In the box there’s an attachable tray, which allows MiP to carry objects around while still balancing upright, and it can even support the weight of another MiP. If you’ve got a group then they can be linked into a coordinated dance mode, keeping in time with each other like small, glowing line-dancers.
If you’re feeling competitive and have more than one MiP in the room you can enter battle mode to box each other, using the app, until one loses its balance.
MiP, which stands for Mobile Inverted Pendulum is actually the product of a collaboration between WowWee and the Coordinated Robotics Lab at the University of California, San Diego. The result of that partnership is a few nifty innovations that, technology-wise, lift the little robot above other recent robot entries like RoboMe (also from WowWee) and Zoomer the robotic dog.

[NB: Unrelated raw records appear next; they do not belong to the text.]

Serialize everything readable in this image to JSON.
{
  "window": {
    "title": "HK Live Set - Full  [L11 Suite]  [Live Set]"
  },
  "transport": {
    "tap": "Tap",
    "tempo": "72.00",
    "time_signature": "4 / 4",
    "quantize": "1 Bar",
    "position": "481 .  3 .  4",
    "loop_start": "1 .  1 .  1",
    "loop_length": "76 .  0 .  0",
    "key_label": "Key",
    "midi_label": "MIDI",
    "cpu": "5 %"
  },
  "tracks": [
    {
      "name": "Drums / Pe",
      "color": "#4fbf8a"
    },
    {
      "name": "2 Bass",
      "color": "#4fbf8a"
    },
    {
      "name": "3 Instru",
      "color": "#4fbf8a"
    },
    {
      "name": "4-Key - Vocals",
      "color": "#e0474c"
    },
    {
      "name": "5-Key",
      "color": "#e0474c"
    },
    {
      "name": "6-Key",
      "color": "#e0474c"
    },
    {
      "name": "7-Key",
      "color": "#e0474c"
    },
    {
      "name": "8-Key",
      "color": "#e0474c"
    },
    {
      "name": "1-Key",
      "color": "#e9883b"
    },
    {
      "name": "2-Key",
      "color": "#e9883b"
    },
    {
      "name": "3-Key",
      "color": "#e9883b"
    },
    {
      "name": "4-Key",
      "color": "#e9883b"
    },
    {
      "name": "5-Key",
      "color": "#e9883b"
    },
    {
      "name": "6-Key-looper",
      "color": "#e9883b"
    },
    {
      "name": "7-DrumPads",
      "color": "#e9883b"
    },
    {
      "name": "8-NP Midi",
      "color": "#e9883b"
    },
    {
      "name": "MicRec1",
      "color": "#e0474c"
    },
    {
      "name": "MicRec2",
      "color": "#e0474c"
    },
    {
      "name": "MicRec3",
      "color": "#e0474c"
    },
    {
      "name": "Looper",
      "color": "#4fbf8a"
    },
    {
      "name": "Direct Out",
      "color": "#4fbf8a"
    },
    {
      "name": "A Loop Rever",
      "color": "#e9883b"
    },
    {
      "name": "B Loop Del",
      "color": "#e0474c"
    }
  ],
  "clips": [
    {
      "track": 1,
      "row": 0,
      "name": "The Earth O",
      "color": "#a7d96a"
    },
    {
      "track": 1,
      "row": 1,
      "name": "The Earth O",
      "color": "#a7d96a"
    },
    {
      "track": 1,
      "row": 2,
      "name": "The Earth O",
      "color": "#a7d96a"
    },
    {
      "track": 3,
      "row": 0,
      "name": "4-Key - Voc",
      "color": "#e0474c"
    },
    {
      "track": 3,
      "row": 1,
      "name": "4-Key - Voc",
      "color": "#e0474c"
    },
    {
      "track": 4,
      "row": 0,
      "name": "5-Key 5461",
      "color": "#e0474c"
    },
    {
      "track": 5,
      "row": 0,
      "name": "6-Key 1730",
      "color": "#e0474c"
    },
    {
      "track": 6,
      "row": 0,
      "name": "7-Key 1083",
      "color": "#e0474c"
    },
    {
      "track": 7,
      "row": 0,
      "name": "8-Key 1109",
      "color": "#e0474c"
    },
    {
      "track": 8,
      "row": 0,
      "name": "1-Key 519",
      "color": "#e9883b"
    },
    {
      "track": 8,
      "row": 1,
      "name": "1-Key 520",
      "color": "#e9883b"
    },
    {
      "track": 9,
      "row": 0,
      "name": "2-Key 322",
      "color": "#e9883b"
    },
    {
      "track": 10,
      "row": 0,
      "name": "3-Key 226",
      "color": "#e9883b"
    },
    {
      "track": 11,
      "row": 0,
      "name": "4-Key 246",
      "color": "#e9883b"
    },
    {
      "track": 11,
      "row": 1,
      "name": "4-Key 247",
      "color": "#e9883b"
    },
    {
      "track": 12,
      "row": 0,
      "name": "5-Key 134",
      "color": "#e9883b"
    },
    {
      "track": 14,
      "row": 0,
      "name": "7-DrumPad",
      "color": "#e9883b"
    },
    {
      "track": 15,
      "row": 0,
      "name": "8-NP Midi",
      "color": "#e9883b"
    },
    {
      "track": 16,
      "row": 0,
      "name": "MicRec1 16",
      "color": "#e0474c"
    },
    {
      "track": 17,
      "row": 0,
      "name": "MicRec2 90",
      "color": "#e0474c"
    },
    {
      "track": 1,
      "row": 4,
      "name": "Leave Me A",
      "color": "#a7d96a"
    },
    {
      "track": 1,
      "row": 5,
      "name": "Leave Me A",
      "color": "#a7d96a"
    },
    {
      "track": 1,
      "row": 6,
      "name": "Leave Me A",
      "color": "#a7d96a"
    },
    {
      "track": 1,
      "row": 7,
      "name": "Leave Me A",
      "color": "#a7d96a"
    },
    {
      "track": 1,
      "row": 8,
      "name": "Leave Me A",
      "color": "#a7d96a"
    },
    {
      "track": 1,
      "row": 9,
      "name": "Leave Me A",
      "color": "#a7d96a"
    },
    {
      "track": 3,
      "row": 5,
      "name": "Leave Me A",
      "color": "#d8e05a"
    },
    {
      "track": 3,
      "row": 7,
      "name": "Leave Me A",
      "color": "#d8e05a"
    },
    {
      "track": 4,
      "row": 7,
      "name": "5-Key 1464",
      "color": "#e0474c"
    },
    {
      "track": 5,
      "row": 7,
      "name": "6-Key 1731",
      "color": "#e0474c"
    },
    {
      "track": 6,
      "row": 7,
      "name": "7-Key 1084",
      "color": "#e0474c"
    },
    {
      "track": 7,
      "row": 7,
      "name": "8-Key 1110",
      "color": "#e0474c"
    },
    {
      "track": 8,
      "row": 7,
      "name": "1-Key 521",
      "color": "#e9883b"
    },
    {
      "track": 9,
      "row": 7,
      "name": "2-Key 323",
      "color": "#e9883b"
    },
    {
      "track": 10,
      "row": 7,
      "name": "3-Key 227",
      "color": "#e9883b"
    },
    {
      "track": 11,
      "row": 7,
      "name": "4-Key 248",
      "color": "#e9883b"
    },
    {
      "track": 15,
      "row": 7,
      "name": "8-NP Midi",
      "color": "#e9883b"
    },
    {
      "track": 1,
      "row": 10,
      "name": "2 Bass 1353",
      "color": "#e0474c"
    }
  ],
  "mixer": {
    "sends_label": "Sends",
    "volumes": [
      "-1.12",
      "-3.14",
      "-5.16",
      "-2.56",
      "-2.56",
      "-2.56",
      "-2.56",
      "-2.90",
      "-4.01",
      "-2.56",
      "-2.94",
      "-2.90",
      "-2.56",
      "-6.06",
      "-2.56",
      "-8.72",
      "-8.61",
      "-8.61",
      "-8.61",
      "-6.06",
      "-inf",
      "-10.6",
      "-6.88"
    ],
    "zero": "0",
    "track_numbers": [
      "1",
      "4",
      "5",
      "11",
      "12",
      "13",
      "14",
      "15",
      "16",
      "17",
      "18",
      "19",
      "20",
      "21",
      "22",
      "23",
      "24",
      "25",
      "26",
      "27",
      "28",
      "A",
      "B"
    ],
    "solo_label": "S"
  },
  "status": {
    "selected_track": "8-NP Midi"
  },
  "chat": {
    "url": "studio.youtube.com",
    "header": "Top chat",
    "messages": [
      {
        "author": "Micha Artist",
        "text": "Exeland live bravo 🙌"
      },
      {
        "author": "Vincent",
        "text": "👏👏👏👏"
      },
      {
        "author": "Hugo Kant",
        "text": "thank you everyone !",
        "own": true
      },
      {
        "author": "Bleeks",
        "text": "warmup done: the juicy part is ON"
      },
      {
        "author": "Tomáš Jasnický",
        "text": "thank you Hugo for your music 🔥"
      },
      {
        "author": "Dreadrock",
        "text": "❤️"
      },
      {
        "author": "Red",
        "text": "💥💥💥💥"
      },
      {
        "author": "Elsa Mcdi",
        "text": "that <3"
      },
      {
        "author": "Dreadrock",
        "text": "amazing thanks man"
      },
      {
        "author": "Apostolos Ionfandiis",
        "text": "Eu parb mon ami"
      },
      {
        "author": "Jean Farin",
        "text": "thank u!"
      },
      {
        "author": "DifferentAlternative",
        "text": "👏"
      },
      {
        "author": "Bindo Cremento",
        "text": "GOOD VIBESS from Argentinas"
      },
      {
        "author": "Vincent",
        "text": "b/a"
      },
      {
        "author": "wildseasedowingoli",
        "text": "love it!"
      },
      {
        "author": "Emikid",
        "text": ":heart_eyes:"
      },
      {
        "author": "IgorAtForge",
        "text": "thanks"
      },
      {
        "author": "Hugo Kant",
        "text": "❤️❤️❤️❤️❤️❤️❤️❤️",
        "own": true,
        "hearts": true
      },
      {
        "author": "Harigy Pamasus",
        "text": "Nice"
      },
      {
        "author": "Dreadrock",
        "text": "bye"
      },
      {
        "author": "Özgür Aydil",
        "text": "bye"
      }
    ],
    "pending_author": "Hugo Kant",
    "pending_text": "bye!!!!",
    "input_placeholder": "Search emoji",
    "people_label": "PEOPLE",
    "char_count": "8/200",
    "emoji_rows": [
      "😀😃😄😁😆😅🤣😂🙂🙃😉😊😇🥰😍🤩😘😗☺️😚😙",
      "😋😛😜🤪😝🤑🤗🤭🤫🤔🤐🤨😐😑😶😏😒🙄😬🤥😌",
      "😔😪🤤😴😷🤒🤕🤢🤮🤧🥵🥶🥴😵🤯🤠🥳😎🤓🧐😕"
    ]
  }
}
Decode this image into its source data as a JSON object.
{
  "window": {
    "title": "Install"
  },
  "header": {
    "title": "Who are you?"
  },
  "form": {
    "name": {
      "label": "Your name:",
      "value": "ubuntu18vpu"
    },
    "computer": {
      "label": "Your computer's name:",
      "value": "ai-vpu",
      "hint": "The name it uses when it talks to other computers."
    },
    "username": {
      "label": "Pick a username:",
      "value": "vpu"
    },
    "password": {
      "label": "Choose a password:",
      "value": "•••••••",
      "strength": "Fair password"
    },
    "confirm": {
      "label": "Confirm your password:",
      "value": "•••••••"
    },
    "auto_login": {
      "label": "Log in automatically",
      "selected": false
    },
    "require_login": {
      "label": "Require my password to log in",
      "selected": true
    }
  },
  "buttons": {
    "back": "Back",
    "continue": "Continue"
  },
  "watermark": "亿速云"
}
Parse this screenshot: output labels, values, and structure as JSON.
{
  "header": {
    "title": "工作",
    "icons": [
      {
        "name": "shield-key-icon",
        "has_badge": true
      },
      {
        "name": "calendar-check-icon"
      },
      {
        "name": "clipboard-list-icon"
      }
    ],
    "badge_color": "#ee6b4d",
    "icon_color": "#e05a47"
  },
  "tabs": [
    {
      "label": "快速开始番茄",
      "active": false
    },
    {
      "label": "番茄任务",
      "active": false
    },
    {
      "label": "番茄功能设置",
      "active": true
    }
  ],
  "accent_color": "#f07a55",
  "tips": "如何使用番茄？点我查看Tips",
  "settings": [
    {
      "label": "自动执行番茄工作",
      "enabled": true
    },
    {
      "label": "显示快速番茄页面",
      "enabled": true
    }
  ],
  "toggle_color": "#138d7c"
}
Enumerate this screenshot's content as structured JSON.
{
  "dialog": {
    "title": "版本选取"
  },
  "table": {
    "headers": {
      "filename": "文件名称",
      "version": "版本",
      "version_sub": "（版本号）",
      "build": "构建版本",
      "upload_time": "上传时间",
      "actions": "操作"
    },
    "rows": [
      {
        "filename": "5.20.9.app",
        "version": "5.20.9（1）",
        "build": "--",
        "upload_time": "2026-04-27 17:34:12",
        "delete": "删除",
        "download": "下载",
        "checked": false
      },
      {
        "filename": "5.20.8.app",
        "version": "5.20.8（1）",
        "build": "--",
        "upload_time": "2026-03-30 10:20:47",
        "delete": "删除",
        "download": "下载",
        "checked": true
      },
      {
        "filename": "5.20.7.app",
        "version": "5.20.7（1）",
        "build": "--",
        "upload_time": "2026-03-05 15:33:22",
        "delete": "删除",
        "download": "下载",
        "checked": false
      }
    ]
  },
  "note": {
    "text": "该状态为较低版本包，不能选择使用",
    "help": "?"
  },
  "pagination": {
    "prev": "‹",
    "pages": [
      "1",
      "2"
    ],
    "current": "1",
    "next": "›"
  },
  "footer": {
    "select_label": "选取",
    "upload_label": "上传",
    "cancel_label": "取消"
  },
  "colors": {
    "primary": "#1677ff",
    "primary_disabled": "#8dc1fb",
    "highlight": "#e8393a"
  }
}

The black and white body, round head and emoticon eyes is quite different. It stands roughly 7-inches tall and has no feet. The base instead features two large wheels. The torso includes a mode light and two pose-able arms. This robot has useless appendages and arms simply serve no purpose. You can’t even pose them to hold MiPs tray — MiP has a slot on its chest for that.
First of all MiP can, without human intervention, balance and move quite effectively on those two wheels. Give MiP a push and it will right itself. The two-wheel locomotion makes MiP highly maneuverable. It’s also incredibly easy to connect MiP to your mobile phone via the free app.
When connected to your smartphone, MiP’s chest glows green. The app doesn’t look like much, but once connected to MiP, it gives you impressive control over the robot. Using two thumb-driven virtual joysticks, one to control direction and the other speed (as well as whether it’s traveling forward or backward), Then you will be able to maneuver MiP around obstacles with ease — it can responded smoothly to the slightest thumb movement.
MiP is not the best toy robot, but it may have the most potential. If WowWee continues working with the researchers and adding features to this app, we may soon discover that MiP has a whole new set of capabilities. Is the battery-powered robot worth $99.99? It’s a bit more expensive than Zoomer, but the technology inside may be more sophisticated. Plus, you get that app. On the other hand, MiP does need work. Its autonomous modes are confusing and somewhat disappointing. It can only stack if you drive and those arms are an embarrassment.
- The self-balancing technology is impressive.
- The remote-control app is spare, yet easy to use and makes driving MiP a breeze.
- It really can balance and carry a load.
- Epic synchronized dance.
- Modes are not engaging.
- Arms are useless.
- Needs more polishing.